As part of his 2010 Review of Civil Litigation Costs, Lord Justice Jackson introduced fixed recoverable costs (FRC) in "fast track" cases (for claims of up to £25,000) and "costs budgeting" for multi-track cases. Having waited for those reforms to "bed in", he published his latest report on FRC on 31 July 2017, in which he develops proposals to extend FRC to lower-value claims in the multi-track.

The aim in preparing this report was to analyse the ways in which costs recovery could be made more proportionate and thereby promote access to justice. The first paragraphs of the report set out the background succinctly:

"In England and Wales, the winning party in litigation is entitled to recover costs from the losing party. The traditional approach has been that the winner adds up its costs at the end and then claims back as much as it can from the loser. That is a recipe for runaway costs. The only way to control costs effectively is to do so in advance: that is before the parties have run up excessive bills. There are two ways of doing that:

(i) a general scheme of fixed recoverable costs (FRC);

(ii) imposing a budget for each individual case (costs budgeting)."

The views of a diverse set of interested parties were collated and the proposals include:

  • a grid of FRC for all fast track cases (chapter 5);
  • a new "intermediate" track with streamlined procedures for certain claims up to £100,000 (triable in three days or less with no more than two expert witnesses on each side) (chapter 7); and
  • a voluntary pilot (with SMEs in mind) of a "capped costs " regime for commercial cases in B&PCs up to £250,000 with streamlined procedures and capped recoverable costs up to £80,000 (chapter 9). The trial, which should last no more than two days, should be held within eight months of the Case Management Conference.

At the heart of the review is the objective of promoting access to justice. "Controlling litigation costs (while ensuring proper remuneration for lawyers) is a way of promoting access to justice. If the costs are too high, people cannot afford lawyers; if the costs are too low, there will not be any lawyers doing the work."

Successful litigating parties should not lose sight of the fact that fixed recoverable costs in litigation proceedings will almost always be lower than the actual cost of legal fees incurred.

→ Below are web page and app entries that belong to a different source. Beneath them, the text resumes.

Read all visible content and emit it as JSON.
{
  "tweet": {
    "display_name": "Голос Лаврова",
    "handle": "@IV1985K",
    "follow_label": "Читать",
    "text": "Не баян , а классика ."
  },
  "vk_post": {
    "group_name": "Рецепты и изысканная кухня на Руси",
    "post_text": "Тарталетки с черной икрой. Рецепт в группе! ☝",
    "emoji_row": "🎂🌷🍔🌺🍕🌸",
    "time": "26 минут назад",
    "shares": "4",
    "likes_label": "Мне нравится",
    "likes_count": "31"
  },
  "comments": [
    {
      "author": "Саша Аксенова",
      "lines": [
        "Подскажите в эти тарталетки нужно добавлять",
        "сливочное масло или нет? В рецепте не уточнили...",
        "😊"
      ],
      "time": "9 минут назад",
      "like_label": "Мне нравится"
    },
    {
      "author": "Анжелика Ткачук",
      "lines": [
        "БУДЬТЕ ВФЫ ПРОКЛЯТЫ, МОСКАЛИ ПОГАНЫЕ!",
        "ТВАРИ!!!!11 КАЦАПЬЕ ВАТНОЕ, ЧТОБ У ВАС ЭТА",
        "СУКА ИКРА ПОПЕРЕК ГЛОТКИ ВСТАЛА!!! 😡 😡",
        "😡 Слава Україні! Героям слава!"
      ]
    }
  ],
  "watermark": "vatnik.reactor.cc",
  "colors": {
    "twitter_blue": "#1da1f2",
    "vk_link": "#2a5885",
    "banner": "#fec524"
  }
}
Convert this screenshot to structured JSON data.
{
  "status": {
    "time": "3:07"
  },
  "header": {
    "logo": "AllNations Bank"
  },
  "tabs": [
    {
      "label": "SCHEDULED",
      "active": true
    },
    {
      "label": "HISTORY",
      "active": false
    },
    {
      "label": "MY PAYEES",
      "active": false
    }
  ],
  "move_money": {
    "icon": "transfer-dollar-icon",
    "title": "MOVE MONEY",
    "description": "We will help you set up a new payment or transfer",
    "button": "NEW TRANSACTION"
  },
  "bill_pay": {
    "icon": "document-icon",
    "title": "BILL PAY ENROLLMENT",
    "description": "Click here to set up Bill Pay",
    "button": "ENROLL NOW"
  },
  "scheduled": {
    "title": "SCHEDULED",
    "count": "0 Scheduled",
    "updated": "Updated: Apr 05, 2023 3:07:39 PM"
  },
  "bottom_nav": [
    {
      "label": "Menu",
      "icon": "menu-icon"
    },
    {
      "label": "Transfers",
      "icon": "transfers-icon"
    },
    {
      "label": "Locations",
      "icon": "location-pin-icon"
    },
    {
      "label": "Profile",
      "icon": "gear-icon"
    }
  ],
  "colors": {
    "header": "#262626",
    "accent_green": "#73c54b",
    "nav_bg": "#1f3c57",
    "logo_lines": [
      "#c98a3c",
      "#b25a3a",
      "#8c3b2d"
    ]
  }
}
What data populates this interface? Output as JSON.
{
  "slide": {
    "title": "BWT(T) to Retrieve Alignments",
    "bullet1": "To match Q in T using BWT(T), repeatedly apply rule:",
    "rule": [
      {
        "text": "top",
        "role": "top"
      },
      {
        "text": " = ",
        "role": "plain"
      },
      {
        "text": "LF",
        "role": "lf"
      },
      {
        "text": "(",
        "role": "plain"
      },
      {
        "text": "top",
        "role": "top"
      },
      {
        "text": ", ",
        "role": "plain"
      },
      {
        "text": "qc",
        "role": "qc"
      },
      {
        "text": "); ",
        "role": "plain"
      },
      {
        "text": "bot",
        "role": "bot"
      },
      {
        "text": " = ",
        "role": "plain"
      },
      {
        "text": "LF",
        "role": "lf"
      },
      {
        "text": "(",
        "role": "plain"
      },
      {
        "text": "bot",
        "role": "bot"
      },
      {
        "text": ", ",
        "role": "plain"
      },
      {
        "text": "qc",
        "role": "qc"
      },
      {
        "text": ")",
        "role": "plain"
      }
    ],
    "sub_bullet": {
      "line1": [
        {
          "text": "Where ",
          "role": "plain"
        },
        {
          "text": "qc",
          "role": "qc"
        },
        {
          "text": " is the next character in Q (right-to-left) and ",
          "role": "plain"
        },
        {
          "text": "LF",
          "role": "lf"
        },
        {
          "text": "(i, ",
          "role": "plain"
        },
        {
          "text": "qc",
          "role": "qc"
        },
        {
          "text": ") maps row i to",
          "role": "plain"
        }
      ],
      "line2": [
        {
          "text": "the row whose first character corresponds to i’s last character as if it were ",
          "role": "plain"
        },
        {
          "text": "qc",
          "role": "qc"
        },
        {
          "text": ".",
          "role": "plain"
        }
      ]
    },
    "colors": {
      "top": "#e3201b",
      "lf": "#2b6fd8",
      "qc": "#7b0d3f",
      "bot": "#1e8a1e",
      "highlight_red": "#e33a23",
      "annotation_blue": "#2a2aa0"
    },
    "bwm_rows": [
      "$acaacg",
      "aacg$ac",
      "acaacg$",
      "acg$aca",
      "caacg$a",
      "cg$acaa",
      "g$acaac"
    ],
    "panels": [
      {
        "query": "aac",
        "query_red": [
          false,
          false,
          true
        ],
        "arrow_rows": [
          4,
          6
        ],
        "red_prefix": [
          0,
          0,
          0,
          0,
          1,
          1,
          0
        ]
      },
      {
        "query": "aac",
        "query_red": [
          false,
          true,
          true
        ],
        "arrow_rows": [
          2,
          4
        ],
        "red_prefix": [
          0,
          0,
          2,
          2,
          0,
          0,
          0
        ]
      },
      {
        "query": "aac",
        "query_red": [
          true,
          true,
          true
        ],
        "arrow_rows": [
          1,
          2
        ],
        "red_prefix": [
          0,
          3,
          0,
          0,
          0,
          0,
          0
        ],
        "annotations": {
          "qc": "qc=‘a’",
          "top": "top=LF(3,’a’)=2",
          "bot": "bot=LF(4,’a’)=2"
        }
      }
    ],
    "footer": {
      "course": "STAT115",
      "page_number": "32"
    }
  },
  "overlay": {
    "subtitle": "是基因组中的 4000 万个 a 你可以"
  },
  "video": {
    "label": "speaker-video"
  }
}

Recovering fixed costs from the other party will still, again in almost all cases, leave the successful party liable to pay the balance of fees to its legal team.

The report is being reviewed by the Master of the Rolls, the Lord Chief Justice and the government and further consultation is expected before the implementation. (Click here to read the report in full: Review of Civil Litigation Costs: Supplemental Report – Fixed Recoverable Costs.)